Nigel, I can hardly imagine how frightfully difficult it must have been to photograph before they came um with this DoF calculator app.
It was all going well until I read the word 'smartphone'. A useful tool, they say, in that it helps with composition and calculating depth of field... WHAT?C'mon: a mobile phone is always in everyone's pocket and it's useful in case of an emergency; but saying a smartphone is useful for helping with compositional basics and calculating depth of field is pushing things too far. If you can't compose and determine depth of field by looking into the viewfinder, chances are you suck as a photographer. In such case the iPhone won't help your case.
Why isn't this on Connect?(Rhetoric question, no need to answer.)
m87501: "but few of us would ever consider using one for 'serious' photography except in an emergency."
That's what was said by many about digital cameras in the 1990's
Really? I don't remember anyone saying that.
AbrasiveReducer: Just one person's opinion but if my fist was bigger than my head, I wouldn't be smiling.
And in the colour picture the the model's forehead, eye and nose are huge, too. That's why there are 85mm lenses for real cameras.
Stefan Gunnarsson: I take a lot panoramas with my iPhone 5, Sony RX100 and some wtih my Galaxy S4.
The best panoramas are with iPhone 5 or/and Sony RX100. I look forward to dynamic auto exposure in iPhone 5S, because iPhone 5 does a poor job there. Sometimes my Sony Rx100 take way better panoramas and sometimes the iPhone 5 is better. I am not to impressed with my Galaxy S4.
I appreciate the phone cameras because I always carry them and therefore take more pictures. However I love my RX100 and it makes me leave my Canon 7D at home in many occasions. You know guys, the best camera is the one you….
I also "love" dpreview - only the whining in the forums makes me sad:)
ManuelVilardeMacedo: It's all nice and well - as long as you don't magnify the images...
Well, the one at the music concert didn't impress me that much - except for the woeful noise and the lack of definition.
Yeah, because one does panoramas like 9 out of 10 pictures, right?
We've also got a lot of bigoted gadget freaks bashing camera snobs.
It's all nice and well - as long as you don't magnify the images...
ManuelVilardeMacedo: Why is Connect still trying to impinge on us the idea that smartphones are a viable alternative to a decent camera?
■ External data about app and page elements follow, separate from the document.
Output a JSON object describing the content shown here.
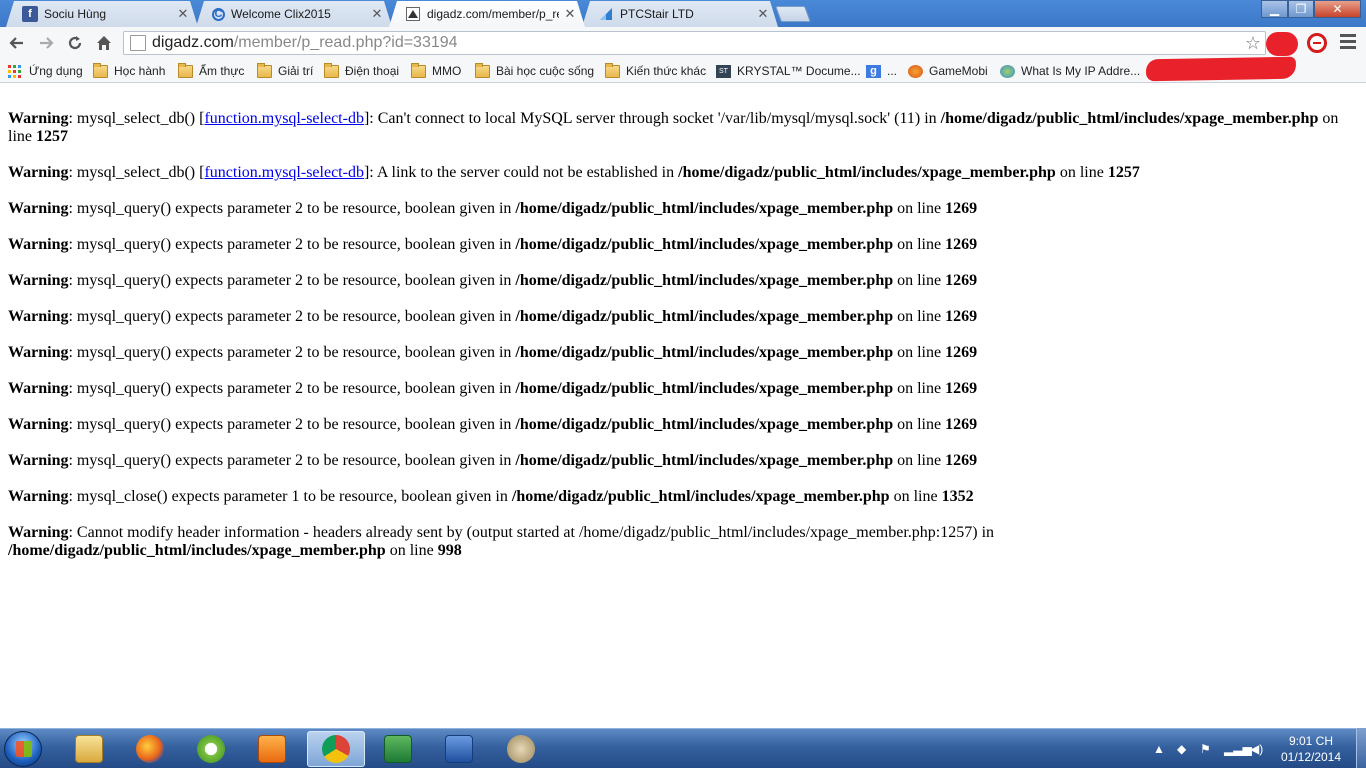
{
  "tabs": [
    {
      "title": "Sociu Hùng",
      "icon": "facebook-icon",
      "active": false
    },
    {
      "title": "Welcome Clix2015",
      "icon": "clix-icon",
      "active": false
    },
    {
      "title": "digadz.com/member/p_re",
      "icon": "digadz-icon",
      "active": true
    },
    {
      "title": "PTCStair LTD",
      "icon": "ptcstair-icon",
      "active": false
    }
  ],
  "address_bar": {
    "host": "digadz.com",
    "path": "/member/p_read.php?id=33194"
  },
  "bookmarks": [
    {
      "label": "Ứng dụng",
      "icon": "apps-grid-icon"
    },
    {
      "label": "Học hành",
      "icon": "folder-icon"
    },
    {
      "label": "Ẩm thực",
      "icon": "folder-icon"
    },
    {
      "label": "Giải trí",
      "icon": "folder-icon"
    },
    {
      "label": "Điện thoại",
      "icon": "folder-icon"
    },
    {
      "label": "MMO",
      "icon": "folder-icon"
    },
    {
      "label": "Bài học cuộc sống",
      "icon": "folder-icon"
    },
    {
      "label": "Kiến thức khác",
      "icon": "folder-icon"
    },
    {
      "label": "KRYSTAL™ Docume...",
      "icon": "krystal-icon"
    },
    {
      "label": "...",
      "icon": "google-icon"
    },
    {
      "label": "GameMobi",
      "icon": "gamemobi-icon"
    },
    {
      "label": "What Is My IP Addre...",
      "icon": "globe-icon"
    }
  ],
  "warnings": [
    {
      "label": "Warning",
      "pre": ": mysql_select_db() [",
      "link": "function.mysql-select-db",
      "post": "]: Can't connect to local MySQL server through socket '/var/lib/mysql/mysql.sock' (11) in ",
      "file": "/home/digadz/public_html/includes/xpage_member.php",
      "on_line": " on line ",
      "line": "1257"
    },
    {
      "label": "Warning",
      "pre": ": mysql_select_db() [",
      "link": "function.mysql-select-db",
      "post": "]: A link to the server could not be established in ",
      "file": "/home/digadz/public_html/includes/xpage_member.php",
      "on_line": " on line ",
      "line": "1257"
    },
    {
      "label": "Warning",
      "pre": ": mysql_query() expects parameter 2 to be resource, boolean given in ",
      "link": "",
      "post": "",
      "file": "/home/digadz/public_html/includes/xpage_member.php",
      "on_line": " on line ",
      "line": "1269"
    },
    {
      "label": "Warning",
      "pre": ": mysql_query() expects parameter 2 to be resource, boolean given in ",
      "link": "",
      "post": "",
      "file": "/home/digadz/public_html/includes/xpage_member.php",
      "on_line": " on line ",
      "line": "1269"
    },
    {
      "label": "Warning",
      "pre": ": mysql_query() expects parameter 2 to be resource, boolean given in ",
      "link": "",
      "post": "",
      "file": "/home/digadz/public_html/includes/xpage_member.php",
      "on_line": " on line ",
      "line": "1269"
    },
    {
      "label": "Warning",
      "pre": ": mysql_query() expects parameter 2 to be resource, boolean given in ",
      "link": "",
      "post": "",
      "file": "/home/digadz/public_html/includes/xpage_member.php",
      "on_line": " on line ",
      "line": "1269"
    },
    {
      "label": "Warning",
      "pre": ": mysql_query() expects parameter 2 to be resource, boolean given in ",
      "link": "",
      "post": "",
      "file": "/home/digadz/public_html/includes/xpage_member.php",
      "on_line": " on line ",
      "line": "1269"
    },
    {
      "label": "Warning",
      "pre": ": mysql_query() expects parameter 2 to be resource, boolean given in ",
      "link": "",
      "post": "",
      "file": "/home/digadz/public_html/includes/xpage_member.php",
      "on_line": " on line ",
      "line": "1269"
    },
    {
      "label": "Warning",
      "pre": ": mysql_query() expects parameter 2 to be resource, boolean given in ",
      "link": "",
      "post": "",
      "file": "/home/digadz/public_html/includes/xpage_member.php",
      "on_line": " on line ",
      "line": "1269"
    },
    {
      "label": "Warning",
      "pre": ": mysql_query() expects parameter 2 to be resource, boolean given in ",
      "link": "",
      "post": "",
      "file": "/home/digadz/public_html/includes/xpage_member.php",
      "on_line": " on line ",
      "line": "1269"
    },
    {
      "label": "Warning",
      "pre": ": mysql_close() expects parameter 1 to be resource, boolean given in ",
      "link": "",
      "post": "",
      "file": "/home/digadz/public_html/includes/xpage_member.php",
      "on_line": " on line ",
      "line": "1352"
    },
    {
      "label": "Warning",
      "pre": ": Cannot modify header information - headers already sent by (output started at /home/digadz/public_html/includes/xpage_member.php:1257) in ",
      "link": "",
      "post": "",
      "file": "/home/digadz/public_html/includes/xpage_member.php",
      "on_line": " on line ",
      "line": "998"
    }
  ],
  "taskbar": {
    "apps": [
      {
        "name": "file-explorer-icon",
        "active": false
      },
      {
        "name": "firefox-icon",
        "active": false
      },
      {
        "name": "coccoc-icon",
        "active": false
      },
      {
        "name": "media-player-icon",
        "active": false
      },
      {
        "name": "chrome-icon",
        "active": true
      },
      {
        "name": "excel-icon",
        "active": false
      },
      {
        "name": "word-icon",
        "active": false
      },
      {
        "name": "app-icon",
        "active": false
      }
    ],
    "clock_time": "9:01 CH",
    "clock_date": "01/12/2014"
  },
  "colors": {
    "link": "#0000ee",
    "tabstrip": "#4a88d8",
    "taskbar": "#35619f"
  }
}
Look at those 4 pictures of the girl: they're ridiculous! Their lack of quality is embarrassing. The Nokia fares a bit better, but that greenish hue is disgusting. Even the landscape above, which is quite acceptable, has clipped highlights. Besides, people who take snaps with smartphones can't be bothered with all that tech talk. They just want to make casual, unpretentious shots, that's all. And that's fine with me. Just don't pretend these things are competent cameras, because they aren't.
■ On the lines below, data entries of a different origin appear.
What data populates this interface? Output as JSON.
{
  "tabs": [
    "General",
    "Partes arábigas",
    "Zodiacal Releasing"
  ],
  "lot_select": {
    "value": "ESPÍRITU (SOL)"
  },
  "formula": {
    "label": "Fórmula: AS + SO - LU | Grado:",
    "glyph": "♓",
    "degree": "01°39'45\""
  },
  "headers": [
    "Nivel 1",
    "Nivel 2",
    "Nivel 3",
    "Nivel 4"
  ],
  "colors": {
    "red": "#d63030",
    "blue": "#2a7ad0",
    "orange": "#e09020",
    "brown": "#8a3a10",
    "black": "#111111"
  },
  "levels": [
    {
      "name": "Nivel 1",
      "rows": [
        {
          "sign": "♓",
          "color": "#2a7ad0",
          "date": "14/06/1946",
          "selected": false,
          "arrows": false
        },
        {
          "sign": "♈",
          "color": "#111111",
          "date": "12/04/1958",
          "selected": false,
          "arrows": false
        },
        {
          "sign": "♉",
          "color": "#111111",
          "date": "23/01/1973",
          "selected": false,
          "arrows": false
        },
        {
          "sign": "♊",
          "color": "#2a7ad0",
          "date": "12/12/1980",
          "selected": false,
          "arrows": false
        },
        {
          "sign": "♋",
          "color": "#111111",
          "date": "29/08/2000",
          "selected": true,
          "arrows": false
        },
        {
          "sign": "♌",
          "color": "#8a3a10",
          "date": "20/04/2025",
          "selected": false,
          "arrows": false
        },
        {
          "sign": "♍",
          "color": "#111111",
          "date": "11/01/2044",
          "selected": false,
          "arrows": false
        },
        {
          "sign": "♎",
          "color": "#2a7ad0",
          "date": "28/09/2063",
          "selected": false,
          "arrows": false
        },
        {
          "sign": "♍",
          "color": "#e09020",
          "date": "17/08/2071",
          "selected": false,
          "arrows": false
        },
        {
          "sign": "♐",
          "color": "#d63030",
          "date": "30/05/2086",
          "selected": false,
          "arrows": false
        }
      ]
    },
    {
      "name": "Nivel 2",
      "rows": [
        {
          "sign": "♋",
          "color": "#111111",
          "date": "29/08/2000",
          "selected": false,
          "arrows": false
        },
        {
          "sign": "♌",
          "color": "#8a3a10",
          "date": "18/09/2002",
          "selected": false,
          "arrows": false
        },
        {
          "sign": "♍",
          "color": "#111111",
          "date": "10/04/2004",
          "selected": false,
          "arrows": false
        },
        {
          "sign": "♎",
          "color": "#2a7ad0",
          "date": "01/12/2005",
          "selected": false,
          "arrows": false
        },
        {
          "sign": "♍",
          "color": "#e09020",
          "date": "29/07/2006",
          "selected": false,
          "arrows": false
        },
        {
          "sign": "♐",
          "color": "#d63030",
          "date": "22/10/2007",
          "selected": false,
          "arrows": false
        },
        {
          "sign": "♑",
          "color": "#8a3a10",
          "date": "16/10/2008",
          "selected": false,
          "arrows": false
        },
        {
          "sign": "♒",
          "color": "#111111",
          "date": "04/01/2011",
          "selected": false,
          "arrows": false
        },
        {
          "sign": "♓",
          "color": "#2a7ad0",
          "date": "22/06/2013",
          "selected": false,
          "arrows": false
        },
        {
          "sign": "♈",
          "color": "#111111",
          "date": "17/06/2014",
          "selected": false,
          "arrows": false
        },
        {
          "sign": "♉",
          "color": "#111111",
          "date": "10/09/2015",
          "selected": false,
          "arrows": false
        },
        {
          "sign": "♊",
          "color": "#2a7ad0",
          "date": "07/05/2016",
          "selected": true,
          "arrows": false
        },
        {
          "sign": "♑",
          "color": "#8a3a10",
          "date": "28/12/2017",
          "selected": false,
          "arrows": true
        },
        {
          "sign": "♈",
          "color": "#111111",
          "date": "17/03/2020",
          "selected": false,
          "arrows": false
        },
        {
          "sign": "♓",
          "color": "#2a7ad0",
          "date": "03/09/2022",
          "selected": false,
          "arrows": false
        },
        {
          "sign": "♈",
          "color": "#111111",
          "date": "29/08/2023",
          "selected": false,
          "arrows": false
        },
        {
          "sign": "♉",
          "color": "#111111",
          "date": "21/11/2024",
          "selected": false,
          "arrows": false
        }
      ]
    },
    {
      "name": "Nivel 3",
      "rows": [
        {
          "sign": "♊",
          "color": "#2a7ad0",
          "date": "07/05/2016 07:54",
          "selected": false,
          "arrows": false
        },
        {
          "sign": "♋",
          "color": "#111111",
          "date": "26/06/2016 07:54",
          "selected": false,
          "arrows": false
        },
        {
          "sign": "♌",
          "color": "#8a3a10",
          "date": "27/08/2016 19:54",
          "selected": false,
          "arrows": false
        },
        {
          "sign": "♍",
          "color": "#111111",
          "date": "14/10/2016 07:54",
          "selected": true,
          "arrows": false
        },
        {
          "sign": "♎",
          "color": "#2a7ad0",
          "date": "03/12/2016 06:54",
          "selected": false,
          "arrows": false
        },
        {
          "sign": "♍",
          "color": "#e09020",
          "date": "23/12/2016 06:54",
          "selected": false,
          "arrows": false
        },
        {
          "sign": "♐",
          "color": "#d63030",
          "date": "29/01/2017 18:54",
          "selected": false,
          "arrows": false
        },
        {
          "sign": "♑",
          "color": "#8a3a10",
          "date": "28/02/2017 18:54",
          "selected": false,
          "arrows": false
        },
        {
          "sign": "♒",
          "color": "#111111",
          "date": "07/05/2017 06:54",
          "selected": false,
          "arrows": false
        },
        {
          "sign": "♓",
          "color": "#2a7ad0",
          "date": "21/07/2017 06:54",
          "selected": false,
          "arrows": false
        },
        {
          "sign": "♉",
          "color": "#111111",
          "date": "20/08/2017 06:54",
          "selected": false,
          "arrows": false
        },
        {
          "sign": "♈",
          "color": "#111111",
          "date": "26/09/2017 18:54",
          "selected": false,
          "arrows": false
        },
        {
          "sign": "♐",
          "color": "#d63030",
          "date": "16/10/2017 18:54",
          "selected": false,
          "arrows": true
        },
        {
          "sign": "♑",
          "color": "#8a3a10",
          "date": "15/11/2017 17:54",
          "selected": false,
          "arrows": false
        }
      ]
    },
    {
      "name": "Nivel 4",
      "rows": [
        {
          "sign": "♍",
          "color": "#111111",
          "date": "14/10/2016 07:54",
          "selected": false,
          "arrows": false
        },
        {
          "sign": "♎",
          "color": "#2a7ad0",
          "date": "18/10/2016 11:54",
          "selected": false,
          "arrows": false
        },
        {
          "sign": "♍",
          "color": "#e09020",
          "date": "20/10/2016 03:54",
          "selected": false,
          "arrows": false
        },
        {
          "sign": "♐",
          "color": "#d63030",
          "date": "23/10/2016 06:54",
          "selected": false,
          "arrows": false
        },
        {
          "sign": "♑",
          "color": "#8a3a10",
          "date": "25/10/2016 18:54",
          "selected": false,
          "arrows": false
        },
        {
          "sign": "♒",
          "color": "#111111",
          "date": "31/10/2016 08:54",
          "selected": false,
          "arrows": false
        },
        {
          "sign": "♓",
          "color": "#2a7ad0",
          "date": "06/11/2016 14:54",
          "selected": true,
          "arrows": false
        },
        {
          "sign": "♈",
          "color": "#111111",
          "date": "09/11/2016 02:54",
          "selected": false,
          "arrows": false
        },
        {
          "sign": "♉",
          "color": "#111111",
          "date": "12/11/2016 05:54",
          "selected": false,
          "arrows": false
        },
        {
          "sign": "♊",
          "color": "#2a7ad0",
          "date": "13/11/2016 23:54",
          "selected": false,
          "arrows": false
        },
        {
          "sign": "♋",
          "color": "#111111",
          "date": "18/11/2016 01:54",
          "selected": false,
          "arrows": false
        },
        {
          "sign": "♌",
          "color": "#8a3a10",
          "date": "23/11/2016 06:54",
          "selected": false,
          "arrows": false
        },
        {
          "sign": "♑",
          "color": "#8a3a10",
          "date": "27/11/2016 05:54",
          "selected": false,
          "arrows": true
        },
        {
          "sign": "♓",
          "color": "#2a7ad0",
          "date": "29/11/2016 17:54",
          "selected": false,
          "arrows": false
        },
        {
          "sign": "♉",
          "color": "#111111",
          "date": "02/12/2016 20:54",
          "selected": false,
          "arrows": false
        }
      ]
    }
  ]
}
Bigley Ling: small sensors performing like full frame would not be technical progress: that would be a miracle! That would be akin to trying to sit 40 people in a 2+2 convertible.